There were awards? I didnt notice. Ok, there were awards, but they were definitely not the main attraction. The only ones that mattered were Game Of The Year (Skyrim) and Best Character (Joker). On top of it not really being an awards show, Spike showed a complete lack of taste by introducing “tea-bagging” for anyone who ran long on their acceptance speeches. The “tea-bagger” himself was somewhat disturbing and not funny AT ALL.

I respect them trying to make it easier for their “live” broadcast, but the way they did it was classless and actually somewhat rude to those who actually had a chance to go up and thank people. Since video games are such a collaborative effort, not being able to give credit where it is due seems unfair, and I wish Spike thought about this a bit more.

Closing Thoughts:

If you compare this show to last year’s, this is an absolute masterpiece. Comparing it to other award shows, proves that it’s merely passable. The host kept the show from falling apart a few times and Felicia Day kept the pointless side attractions from completely failing (other than her not being able to get off the velcro wall). But these sideshows were mostly saved by the Fruit Ninja/Workaholics idea….an idea that had the POTENTIAL to be the worst in live television history, due to the implementation of a REAL Samurai sword in the concept, yet it still worked….thank god.

Compared to last years snoozfest, the audience was actually invested in the show and the focus on premiering new content was successful, especially considering how subdued and secretive the games industry usually is.

On a final note: If at all possible, just allow our native Japanese speakers to use a translator….because watching Shigeru Miyamoto, and especially Hideo Kojima, try and speak English is like pulling teeth.
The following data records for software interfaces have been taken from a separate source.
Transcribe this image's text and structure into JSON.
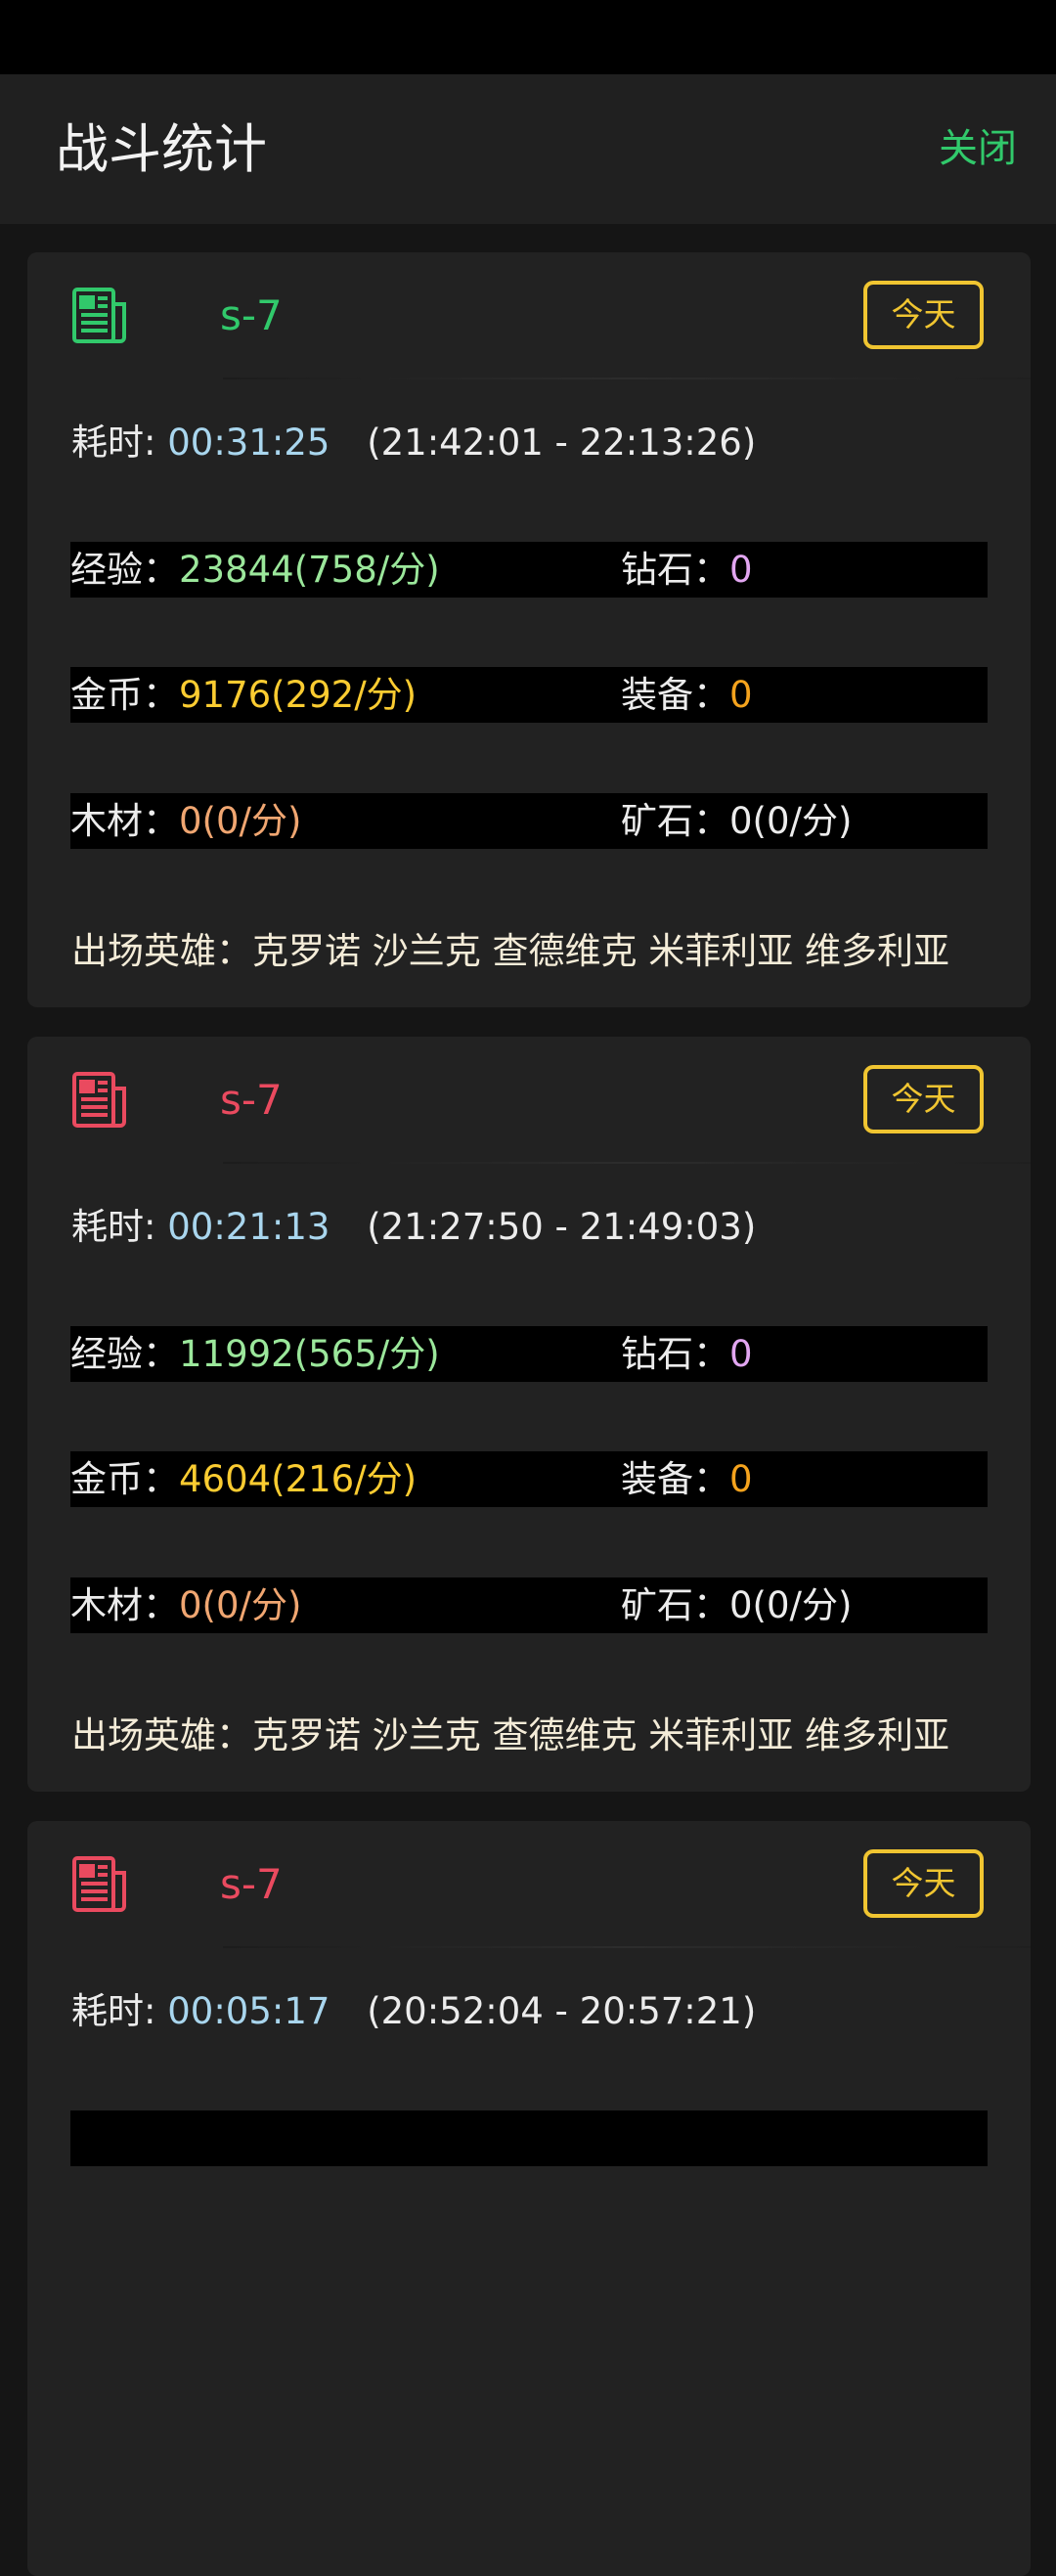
{
  "app_bar": {
    "title": "战斗统计",
    "close_label": "关闭"
  },
  "colors": {
    "accent_green": "#31c96b",
    "accent_red": "#ea4a5f",
    "badge_yellow": "#f0c531"
  },
  "records": [
    {
      "icon": "newspaper-icon",
      "status_color": "#31c96b",
      "name": "s-7",
      "badge": "今天",
      "duration_label": "耗时:",
      "duration": "00:31:25",
      "time_range": "(21:42:01 - 22:13:26)",
      "exp_label": "经验：",
      "exp_value": "23844(758/分)",
      "diamond_label": "钻石：",
      "diamond_value": "0",
      "gold_label": "金币：",
      "gold_value": "9176(292/分)",
      "equip_label": "装备：",
      "equip_value": "0",
      "wood_label": "木材：",
      "wood_value": "0(0/分)",
      "ore_label": "矿石：",
      "ore_value": "0(0/分)",
      "heroes_label": "出场英雄：",
      "heroes": "克罗诺 沙兰克 查德维克 米菲利亚 维多利亚"
    },
    {
      "icon": "newspaper-icon",
      "status_color": "#ea4a5f",
      "name": "s-7",
      "badge": "今天",
      "duration_label": "耗时:",
      "duration": "00:21:13",
      "time_range": "(21:27:50 - 21:49:03)",
      "exp_label": "经验：",
      "exp_value": "11992(565/分)",
      "diamond_label": "钻石：",
      "diamond_value": "0",
      "gold_label": "金币：",
      "gold_value": "4604(216/分)",
      "equip_label": "装备：",
      "equip_value": "0",
      "wood_label": "木材：",
      "wood_value": "0(0/分)",
      "ore_label": "矿石：",
      "ore_value": "0(0/分)",
      "heroes_label": "出场英雄：",
      "heroes": "克罗诺 沙兰克 查德维克 米菲利亚 维多利亚"
    },
    {
      "icon": "newspaper-icon",
      "status_color": "#ea4a5f",
      "name": "s-7",
      "badge": "今天",
      "duration_label": "耗时:",
      "duration": "00:05:17",
      "time_range": "(20:52:04 - 20:57:21)"
    }
  ]
}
I would much rather hear one of the coolest languages on earth and read some subtitles, than watch these guys struggle mightily to get a few words out. But Miyamoto can say just about anything and I would agree with him. The Hall Of Fame induction for Legend of Zelda was well deserved and I also love how he always acts like Link finding an item when he gets an award.

Overall, Spike really stepped up to the challenge and fixed many of the problems of last year, while developing a much more watchable show. Although the “live” aspect BARELY worked. I would have no problem with watching a delayed viewing if it means the overall quality will be improved. Good job Spike. Now, all you need to do next year is actually make it an awards show (tea-bagging NOT INCLUDED).

What did you think of the VGAs. The good? The bad? The ugly? Let us know.